=== How to complete this task ===
Copy each line containing "High" from the listing below.

Segment Start: Provided records

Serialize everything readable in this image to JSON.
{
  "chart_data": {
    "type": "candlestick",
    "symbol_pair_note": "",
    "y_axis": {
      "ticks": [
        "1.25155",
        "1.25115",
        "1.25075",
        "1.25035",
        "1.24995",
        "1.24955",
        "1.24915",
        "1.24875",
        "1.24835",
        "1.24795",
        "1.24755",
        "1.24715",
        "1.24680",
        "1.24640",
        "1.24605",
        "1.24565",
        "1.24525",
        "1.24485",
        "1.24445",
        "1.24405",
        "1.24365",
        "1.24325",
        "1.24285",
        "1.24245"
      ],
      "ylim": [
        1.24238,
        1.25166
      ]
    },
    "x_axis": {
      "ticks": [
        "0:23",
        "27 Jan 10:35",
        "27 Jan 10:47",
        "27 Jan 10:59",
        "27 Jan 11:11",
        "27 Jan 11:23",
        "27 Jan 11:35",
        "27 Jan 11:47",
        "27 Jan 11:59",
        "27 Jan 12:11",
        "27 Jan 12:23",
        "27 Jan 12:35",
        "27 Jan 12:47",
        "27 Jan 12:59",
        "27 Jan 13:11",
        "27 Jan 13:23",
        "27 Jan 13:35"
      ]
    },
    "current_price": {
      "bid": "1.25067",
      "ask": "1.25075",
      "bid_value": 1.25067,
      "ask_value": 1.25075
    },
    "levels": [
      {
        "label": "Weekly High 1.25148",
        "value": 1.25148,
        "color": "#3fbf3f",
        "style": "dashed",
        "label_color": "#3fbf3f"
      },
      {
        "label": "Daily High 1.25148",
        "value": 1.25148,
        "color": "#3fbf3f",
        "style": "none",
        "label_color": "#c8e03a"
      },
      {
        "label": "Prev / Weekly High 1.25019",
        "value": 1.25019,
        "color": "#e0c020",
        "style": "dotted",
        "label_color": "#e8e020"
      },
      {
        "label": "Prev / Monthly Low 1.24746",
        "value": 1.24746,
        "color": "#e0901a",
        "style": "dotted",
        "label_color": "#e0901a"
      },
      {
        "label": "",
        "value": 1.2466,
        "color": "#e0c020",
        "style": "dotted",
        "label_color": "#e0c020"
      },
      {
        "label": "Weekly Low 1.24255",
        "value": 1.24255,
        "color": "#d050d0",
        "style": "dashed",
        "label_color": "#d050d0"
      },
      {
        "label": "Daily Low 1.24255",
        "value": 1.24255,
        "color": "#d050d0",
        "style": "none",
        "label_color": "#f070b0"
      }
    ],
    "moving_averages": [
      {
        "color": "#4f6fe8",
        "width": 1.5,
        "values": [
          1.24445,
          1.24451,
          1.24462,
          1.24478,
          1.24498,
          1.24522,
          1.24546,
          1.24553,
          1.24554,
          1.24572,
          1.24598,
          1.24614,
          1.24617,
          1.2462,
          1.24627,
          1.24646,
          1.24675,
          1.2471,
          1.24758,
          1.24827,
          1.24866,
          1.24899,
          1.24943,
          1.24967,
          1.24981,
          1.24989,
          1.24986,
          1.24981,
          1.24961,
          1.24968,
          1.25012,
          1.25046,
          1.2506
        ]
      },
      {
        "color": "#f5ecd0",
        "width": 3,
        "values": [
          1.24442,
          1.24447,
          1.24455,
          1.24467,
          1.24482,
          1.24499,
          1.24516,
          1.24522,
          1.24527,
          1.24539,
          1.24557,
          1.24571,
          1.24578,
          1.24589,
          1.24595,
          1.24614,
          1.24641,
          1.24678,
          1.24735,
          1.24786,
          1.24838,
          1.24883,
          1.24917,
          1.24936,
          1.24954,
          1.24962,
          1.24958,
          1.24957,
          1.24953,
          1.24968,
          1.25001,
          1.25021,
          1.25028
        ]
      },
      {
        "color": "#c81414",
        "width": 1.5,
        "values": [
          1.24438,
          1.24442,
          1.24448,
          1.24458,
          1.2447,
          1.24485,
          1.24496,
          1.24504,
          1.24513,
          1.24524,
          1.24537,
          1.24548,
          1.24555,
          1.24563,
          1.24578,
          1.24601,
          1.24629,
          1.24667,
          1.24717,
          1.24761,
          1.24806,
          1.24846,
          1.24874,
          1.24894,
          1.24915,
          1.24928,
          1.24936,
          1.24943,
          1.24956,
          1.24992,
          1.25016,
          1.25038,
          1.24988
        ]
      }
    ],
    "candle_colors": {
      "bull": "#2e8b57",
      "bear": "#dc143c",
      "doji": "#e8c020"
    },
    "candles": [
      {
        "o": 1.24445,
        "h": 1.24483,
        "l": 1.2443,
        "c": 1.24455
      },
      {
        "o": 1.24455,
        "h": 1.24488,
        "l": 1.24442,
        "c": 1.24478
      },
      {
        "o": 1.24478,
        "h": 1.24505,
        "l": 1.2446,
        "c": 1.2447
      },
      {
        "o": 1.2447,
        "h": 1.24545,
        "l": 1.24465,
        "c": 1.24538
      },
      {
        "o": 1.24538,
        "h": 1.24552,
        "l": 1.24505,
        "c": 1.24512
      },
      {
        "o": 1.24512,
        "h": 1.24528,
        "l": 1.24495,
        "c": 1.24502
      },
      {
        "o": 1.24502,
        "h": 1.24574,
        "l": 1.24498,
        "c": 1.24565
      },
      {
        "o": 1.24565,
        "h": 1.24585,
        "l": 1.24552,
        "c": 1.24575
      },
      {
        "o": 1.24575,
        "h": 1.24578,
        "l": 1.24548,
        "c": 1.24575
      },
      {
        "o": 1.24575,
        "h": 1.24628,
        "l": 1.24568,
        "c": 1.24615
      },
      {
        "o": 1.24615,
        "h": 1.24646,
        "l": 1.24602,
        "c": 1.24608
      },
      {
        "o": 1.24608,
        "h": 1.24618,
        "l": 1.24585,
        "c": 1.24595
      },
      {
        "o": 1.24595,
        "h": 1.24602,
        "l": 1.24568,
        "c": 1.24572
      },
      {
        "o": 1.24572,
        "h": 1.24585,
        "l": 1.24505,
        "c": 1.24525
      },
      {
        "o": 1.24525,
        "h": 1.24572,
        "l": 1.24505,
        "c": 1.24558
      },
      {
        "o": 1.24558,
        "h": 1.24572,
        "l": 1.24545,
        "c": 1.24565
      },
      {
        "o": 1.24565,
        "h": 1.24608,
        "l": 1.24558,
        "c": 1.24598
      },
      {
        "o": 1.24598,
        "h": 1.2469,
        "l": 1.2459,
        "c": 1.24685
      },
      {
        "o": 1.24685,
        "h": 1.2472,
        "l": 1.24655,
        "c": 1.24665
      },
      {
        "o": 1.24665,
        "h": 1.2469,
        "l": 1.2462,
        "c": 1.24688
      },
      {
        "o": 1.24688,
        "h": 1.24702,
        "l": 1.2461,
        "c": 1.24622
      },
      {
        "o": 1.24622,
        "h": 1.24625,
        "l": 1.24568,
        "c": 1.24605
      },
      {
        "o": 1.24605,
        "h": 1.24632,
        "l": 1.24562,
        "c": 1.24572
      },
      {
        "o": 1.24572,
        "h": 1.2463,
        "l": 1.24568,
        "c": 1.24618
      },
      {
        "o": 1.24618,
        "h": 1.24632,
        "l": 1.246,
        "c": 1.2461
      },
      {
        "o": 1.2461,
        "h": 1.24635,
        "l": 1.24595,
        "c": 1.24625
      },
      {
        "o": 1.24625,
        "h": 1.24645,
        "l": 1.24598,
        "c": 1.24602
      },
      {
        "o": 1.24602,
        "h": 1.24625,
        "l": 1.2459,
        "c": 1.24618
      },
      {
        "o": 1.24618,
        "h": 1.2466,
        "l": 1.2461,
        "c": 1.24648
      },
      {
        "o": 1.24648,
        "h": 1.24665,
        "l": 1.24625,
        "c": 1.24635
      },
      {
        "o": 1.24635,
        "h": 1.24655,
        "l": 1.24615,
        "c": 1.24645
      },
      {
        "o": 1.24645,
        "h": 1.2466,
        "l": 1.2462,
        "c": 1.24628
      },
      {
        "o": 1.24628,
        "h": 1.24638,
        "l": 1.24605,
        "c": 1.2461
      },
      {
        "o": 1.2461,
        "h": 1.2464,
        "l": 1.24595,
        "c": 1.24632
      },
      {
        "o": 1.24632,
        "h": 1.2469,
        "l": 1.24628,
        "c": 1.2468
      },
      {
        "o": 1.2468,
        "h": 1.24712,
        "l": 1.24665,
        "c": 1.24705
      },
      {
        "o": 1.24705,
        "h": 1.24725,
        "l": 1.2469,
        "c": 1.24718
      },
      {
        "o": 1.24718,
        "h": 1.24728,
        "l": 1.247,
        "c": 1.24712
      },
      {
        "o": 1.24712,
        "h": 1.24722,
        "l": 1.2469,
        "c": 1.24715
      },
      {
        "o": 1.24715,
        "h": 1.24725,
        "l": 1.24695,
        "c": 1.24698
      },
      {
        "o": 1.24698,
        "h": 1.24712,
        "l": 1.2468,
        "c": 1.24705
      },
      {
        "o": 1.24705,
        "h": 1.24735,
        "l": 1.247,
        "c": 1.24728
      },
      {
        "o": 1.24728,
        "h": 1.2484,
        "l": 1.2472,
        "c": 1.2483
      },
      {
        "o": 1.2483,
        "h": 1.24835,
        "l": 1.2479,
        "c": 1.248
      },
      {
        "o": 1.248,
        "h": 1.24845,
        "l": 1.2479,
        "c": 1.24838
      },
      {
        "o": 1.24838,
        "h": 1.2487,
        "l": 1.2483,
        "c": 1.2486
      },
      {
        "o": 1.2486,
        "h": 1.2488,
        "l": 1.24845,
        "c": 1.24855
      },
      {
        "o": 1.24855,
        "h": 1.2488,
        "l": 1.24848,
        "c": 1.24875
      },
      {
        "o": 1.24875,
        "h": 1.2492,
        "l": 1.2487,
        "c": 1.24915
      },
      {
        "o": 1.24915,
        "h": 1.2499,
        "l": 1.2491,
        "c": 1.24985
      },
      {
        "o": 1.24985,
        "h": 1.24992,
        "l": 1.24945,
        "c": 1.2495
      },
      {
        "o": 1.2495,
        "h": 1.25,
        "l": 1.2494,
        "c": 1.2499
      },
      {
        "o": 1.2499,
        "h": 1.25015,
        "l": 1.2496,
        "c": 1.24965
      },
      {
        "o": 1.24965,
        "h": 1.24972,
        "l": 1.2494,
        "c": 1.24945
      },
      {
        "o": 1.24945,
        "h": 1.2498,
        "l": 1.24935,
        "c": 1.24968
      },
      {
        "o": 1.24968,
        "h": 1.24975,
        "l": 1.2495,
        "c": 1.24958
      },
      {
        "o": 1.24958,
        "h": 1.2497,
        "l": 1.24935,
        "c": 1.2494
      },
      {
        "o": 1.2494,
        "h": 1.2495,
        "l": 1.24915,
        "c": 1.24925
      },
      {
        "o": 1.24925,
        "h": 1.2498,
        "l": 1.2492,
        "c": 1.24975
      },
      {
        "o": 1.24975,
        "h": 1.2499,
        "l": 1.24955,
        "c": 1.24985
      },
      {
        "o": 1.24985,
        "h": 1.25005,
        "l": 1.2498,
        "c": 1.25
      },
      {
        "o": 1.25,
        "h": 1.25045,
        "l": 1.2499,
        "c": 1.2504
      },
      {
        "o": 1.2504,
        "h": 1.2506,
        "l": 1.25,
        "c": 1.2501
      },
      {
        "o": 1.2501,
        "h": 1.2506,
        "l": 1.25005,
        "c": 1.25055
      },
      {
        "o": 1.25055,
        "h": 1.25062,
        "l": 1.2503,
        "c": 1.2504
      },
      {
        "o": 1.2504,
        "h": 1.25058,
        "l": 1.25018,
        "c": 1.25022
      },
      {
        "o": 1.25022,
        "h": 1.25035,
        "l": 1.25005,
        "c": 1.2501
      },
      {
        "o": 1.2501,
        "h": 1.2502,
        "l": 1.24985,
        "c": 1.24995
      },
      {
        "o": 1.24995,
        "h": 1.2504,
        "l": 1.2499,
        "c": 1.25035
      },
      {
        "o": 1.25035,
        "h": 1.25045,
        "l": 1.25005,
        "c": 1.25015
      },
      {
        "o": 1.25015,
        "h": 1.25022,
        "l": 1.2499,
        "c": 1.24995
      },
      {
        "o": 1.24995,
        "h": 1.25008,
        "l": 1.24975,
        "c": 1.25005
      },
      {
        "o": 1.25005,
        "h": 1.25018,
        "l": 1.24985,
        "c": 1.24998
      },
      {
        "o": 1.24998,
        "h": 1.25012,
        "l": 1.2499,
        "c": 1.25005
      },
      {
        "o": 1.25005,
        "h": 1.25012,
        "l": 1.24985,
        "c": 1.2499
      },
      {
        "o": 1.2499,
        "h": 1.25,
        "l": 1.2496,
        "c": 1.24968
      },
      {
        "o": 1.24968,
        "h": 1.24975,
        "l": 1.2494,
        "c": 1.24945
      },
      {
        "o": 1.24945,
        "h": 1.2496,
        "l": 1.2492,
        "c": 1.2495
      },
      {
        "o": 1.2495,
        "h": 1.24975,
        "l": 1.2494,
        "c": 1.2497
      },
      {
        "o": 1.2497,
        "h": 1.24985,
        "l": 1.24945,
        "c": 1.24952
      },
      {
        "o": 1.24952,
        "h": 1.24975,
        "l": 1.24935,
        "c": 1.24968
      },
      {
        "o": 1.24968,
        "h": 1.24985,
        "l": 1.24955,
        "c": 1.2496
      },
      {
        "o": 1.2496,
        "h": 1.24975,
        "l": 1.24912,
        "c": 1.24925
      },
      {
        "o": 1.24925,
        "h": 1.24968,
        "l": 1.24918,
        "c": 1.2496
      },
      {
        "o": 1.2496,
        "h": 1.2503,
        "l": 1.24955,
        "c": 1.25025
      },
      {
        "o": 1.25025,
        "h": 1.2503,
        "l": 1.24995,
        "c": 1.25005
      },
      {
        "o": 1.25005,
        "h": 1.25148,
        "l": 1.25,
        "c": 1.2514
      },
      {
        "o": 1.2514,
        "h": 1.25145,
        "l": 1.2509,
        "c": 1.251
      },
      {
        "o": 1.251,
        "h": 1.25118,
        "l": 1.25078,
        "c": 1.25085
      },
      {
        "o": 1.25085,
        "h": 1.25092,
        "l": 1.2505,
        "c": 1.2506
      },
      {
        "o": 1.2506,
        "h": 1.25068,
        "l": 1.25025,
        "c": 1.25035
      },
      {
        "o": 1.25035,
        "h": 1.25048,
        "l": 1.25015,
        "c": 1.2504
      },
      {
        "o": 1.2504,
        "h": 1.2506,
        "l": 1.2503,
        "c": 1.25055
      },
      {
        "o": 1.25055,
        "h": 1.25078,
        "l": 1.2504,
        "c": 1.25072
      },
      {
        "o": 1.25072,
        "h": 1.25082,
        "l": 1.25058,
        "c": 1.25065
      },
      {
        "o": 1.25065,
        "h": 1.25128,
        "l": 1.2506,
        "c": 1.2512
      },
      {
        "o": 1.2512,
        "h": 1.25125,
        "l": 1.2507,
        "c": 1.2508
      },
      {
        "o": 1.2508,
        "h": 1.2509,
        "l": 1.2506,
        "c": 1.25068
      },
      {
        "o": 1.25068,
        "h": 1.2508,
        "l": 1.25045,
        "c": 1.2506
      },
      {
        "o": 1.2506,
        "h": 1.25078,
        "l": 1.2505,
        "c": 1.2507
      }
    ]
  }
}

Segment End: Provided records

=== Exercise answer ===
        "label": "Weekly High 1.25148",
        "label": "Daily High 1.25148",
        "label": "Prev / Weekly High 1.25019",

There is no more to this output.